It was announced late yesterday that former Palm Beach County Commissioner Karen Marcus will serve as a consultant to the Palm Beach Civic Association on important matters related to the Town of Palm Beach.
Ms. Marcus represented the town as county commissioner for 28 years before retiring last December because of term limits. Now she will advise Palm Beach civic leaders on issues such as coastal management, Peanut Island, the Port of Palm Beach and county government.
“We are very fortunate to have her help to better understand issues that impact aspects of Palm Beach living,” Civic Association Chairman Bob Wright said in announcing the appointment. “Her knowledge will be very helpful to our organization.”

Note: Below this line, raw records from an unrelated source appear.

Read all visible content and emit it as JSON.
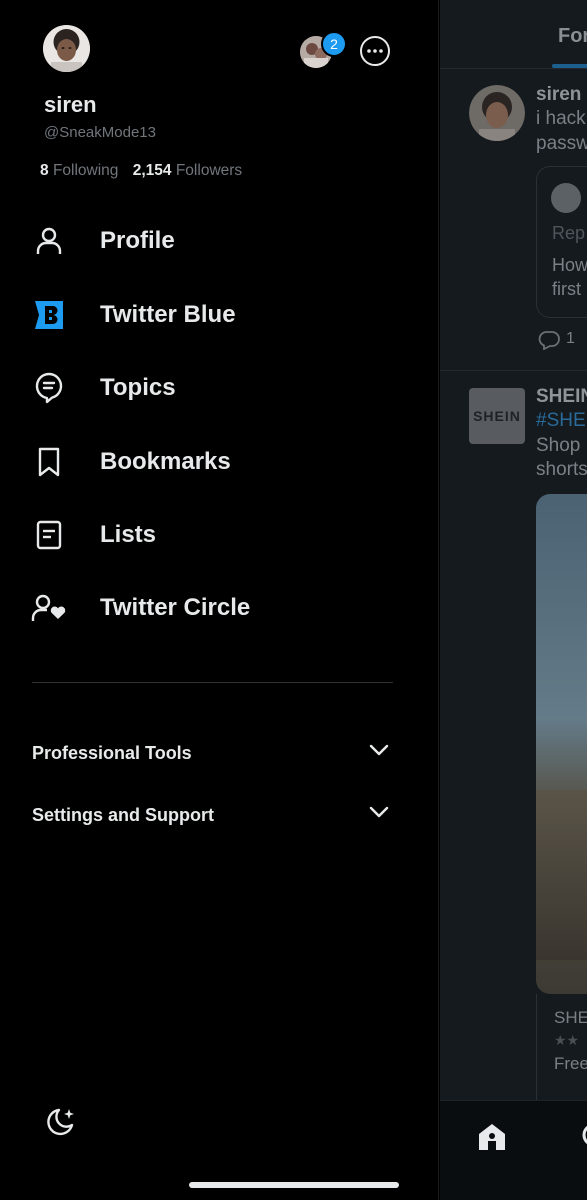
{
  "drawer": {
    "profile": {
      "name": "siren",
      "handle": "@SneakMode13",
      "following_count": "8",
      "following_label": "Following",
      "followers_count": "2,154",
      "followers_label": "Followers"
    },
    "account_switcher": {
      "badge": "2"
    },
    "menu": [
      {
        "label": "Profile",
        "icon": "person-icon"
      },
      {
        "label": "Twitter Blue",
        "icon": "twitter-blue-icon"
      },
      {
        "label": "Topics",
        "icon": "topics-icon"
      },
      {
        "label": "Bookmarks",
        "icon": "bookmark-icon"
      },
      {
        "label": "Lists",
        "icon": "lists-icon"
      },
      {
        "label": "Twitter Circle",
        "icon": "twitter-circle-icon"
      }
    ],
    "sections": [
      {
        "label": "Professional Tools"
      },
      {
        "label": "Settings and Support"
      }
    ]
  },
  "feed": {
    "tab": "For",
    "tweet1": {
      "name": "siren",
      "line1": "i hack",
      "line2": "passw",
      "quote_line1": "Rep",
      "quote_line2": "How",
      "quote_line3": "first",
      "reply_count": "1"
    },
    "tweet2": {
      "name": "SHEIN",
      "logo": "SHEIN",
      "hashtag": "#SHE",
      "line1": "Shop",
      "line2": "shorts",
      "card_title": "SHE",
      "card_line": "Free"
    }
  },
  "colors": {
    "accent": "#1d9bf0",
    "background": "#000000",
    "text": "#e7e9ea",
    "muted": "#71767b"
  }
}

Ms. Marcus welcomed the opportunity to assist her former constituents in Palm Beach. “I have enjoyed working with the Civic Association so much in the past,” Ms. Marcus said. “I am looking forward to the next phase of my public service.”
Mr. Wright said Ms. Marcus will share her knowledge and insight with five Civic Association committees that focus on county government, the Port of Palm Beach, tax and finance, shore protection and transportation. “We at the Civic Association have been trying to educate ourselves to better understand things happening in the county, state, and West Palm Beach,” Mr. Wright said. “Her breadth of information will be very valuable.”
Ms. Marcus will not be a lobbyist with the county because of rules that prohibit former commissioners from lobbying for two years after they leave office. Instead, she will consult with and guide the Civic Association to be more effective.
Ms. Marcus worked closely with Palm Beach to oppose commercial development on Peanut Island two years ago. The Palm Beach Maritime Museum wants a restaurant and bed & breakfast to be built there.
Shoreline protection is another important issue that Ms. Marcus said she will continue to pursue. She hopes coastal communities will work together with environmental groups and county, state, and federal officials to protect the county’s shoreline.
She also volunteered to open talks with Surf Riders, a national surfer’s organization that has fought Palm Beach in court to stop shoreline protection projects.